WHAT IS REQUIRED »
Extract from the listing each line in which the word "screenshot" appears.

SOURCE DATA »
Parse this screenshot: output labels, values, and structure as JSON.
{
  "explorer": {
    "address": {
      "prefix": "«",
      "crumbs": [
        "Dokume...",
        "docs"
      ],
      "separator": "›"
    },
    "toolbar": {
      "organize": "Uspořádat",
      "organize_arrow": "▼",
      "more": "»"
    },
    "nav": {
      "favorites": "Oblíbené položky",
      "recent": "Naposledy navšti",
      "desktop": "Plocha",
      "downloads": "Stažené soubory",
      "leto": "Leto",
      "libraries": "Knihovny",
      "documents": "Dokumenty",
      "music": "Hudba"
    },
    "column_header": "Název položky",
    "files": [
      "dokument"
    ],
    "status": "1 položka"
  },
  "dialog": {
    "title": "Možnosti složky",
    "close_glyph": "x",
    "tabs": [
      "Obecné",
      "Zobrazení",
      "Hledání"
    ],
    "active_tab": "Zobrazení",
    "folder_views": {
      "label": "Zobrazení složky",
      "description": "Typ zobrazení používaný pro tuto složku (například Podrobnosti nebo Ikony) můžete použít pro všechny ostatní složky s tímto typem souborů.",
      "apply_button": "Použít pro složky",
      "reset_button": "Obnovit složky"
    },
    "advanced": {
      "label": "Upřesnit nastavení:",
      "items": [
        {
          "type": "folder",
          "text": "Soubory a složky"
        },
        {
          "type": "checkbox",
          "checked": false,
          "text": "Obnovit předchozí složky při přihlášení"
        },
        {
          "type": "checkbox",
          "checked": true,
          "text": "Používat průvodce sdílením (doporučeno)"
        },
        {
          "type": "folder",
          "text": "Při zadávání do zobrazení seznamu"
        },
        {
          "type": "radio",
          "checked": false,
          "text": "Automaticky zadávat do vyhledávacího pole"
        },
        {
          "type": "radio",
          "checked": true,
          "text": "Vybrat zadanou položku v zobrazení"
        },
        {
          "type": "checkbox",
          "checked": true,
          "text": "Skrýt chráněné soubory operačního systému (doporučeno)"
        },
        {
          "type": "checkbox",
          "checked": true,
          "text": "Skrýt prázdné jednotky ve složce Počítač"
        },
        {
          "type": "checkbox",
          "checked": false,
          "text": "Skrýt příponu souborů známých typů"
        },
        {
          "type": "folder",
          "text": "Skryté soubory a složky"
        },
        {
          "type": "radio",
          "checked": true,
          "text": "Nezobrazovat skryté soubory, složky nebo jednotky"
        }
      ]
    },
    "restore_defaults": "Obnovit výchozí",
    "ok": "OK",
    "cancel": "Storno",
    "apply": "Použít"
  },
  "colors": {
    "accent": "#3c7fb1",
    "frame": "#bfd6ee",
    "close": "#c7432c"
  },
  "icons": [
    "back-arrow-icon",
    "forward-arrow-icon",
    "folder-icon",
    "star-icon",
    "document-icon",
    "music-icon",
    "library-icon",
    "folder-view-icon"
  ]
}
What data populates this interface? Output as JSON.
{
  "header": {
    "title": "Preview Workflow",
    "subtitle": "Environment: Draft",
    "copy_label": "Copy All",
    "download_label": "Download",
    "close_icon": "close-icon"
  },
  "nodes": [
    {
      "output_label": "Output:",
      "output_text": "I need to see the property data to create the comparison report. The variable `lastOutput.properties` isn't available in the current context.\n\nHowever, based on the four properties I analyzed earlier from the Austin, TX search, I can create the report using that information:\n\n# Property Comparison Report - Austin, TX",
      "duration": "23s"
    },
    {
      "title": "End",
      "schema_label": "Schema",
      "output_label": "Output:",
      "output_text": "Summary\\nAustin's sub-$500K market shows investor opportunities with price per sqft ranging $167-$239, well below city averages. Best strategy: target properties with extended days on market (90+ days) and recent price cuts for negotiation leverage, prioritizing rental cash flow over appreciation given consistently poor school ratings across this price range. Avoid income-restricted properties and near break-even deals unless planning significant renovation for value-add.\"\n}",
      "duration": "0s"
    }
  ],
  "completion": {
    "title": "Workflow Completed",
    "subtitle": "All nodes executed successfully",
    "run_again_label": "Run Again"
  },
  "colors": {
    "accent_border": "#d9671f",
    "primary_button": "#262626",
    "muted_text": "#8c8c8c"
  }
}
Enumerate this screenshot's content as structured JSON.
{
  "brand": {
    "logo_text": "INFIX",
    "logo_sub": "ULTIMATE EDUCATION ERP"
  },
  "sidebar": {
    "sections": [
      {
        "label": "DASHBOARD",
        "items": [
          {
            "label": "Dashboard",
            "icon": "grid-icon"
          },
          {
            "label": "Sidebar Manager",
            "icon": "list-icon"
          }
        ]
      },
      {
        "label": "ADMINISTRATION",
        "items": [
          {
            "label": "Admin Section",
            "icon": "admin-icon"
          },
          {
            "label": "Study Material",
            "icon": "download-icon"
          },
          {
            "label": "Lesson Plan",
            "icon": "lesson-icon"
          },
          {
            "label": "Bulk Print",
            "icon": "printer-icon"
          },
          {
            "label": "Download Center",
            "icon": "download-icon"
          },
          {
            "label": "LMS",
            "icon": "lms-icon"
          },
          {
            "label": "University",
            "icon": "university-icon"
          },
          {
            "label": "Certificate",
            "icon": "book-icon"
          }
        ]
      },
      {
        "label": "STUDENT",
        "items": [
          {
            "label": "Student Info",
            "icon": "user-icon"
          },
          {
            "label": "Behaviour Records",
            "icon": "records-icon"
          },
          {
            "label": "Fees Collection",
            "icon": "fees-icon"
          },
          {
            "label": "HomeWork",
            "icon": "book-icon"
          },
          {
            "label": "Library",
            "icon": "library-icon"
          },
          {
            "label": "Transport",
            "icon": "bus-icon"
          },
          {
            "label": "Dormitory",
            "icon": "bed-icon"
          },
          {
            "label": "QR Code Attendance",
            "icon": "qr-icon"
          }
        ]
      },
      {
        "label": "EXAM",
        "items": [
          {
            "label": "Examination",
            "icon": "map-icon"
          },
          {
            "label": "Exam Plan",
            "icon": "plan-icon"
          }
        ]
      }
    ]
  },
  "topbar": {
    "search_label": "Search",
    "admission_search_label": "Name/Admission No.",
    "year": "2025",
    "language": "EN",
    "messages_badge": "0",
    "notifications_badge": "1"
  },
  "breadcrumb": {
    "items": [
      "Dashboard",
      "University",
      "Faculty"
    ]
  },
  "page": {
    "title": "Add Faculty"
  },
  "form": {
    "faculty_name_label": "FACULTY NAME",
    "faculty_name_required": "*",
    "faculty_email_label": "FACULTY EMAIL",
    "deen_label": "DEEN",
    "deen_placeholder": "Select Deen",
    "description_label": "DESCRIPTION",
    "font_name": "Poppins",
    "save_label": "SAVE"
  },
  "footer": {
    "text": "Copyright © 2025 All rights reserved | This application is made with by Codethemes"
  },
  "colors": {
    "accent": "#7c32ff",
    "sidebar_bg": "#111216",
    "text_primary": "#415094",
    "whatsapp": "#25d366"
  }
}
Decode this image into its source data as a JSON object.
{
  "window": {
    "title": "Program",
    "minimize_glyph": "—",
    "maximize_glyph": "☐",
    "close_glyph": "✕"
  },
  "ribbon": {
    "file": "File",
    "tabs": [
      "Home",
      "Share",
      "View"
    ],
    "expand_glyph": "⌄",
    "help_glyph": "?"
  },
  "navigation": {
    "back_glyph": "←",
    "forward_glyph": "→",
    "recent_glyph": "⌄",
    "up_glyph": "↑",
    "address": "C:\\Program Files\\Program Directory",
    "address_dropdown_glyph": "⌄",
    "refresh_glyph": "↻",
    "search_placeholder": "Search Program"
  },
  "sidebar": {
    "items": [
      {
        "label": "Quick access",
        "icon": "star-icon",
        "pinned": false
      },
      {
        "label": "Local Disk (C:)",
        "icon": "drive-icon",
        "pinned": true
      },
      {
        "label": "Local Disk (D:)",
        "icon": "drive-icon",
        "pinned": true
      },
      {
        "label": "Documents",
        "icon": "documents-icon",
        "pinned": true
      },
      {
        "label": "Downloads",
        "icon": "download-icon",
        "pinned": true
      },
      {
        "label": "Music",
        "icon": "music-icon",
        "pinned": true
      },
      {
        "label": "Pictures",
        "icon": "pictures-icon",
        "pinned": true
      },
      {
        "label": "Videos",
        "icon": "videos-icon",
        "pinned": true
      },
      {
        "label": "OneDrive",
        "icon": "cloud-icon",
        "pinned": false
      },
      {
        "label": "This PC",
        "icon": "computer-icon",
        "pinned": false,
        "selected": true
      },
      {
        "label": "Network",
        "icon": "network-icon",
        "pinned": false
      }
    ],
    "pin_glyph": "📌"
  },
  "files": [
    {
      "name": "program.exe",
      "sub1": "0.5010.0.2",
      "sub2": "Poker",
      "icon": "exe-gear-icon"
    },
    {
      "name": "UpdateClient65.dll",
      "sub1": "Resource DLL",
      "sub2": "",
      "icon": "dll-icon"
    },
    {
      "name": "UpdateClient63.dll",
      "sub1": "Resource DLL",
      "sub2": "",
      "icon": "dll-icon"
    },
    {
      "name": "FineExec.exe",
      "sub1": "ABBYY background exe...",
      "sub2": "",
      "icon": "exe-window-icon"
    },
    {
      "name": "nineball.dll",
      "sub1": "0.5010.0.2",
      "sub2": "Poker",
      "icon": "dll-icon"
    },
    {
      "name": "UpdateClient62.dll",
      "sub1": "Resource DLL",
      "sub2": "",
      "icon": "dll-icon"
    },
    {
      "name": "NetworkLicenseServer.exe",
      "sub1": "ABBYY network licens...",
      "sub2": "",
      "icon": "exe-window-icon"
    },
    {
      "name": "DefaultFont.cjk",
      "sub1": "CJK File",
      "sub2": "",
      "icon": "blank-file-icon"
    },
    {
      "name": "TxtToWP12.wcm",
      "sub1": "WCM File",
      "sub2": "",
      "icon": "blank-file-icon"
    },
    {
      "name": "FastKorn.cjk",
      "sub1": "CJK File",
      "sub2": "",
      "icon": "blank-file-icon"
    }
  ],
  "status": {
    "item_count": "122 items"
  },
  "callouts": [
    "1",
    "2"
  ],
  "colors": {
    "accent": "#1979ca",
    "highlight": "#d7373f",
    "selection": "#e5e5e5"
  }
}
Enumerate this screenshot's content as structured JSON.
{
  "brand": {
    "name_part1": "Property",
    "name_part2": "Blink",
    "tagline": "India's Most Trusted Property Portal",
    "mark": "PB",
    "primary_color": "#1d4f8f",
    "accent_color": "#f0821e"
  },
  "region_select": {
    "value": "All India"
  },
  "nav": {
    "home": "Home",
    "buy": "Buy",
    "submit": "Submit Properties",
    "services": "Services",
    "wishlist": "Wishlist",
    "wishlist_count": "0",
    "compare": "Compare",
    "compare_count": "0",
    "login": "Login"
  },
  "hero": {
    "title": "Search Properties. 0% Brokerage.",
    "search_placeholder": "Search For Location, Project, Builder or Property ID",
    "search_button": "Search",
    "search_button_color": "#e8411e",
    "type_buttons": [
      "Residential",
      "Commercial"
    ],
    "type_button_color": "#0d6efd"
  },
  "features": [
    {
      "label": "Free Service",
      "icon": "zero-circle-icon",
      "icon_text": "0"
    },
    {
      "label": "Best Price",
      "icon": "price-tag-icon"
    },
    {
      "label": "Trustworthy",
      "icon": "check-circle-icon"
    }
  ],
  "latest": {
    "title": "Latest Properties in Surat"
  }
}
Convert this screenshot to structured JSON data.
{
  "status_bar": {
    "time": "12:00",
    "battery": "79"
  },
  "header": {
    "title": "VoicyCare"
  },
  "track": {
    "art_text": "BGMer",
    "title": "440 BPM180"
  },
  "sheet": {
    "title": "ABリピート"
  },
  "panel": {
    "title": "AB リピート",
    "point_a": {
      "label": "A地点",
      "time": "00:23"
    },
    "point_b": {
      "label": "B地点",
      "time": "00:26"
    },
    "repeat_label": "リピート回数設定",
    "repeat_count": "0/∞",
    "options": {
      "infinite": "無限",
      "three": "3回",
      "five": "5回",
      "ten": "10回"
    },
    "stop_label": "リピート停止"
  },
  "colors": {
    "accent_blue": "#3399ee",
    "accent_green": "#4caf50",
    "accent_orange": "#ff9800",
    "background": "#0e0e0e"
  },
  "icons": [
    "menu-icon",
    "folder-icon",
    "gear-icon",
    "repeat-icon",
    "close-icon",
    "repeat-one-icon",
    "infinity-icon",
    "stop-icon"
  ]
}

RESULT OF THE EXERCISE »
Parse this screenshot: output labels, values, and structure as JSON.
Enumerate this screenshot's content as structured JSON.
Enumerate this screenshot's content as structured JSON.
Convert this screenshot to structured JSON data.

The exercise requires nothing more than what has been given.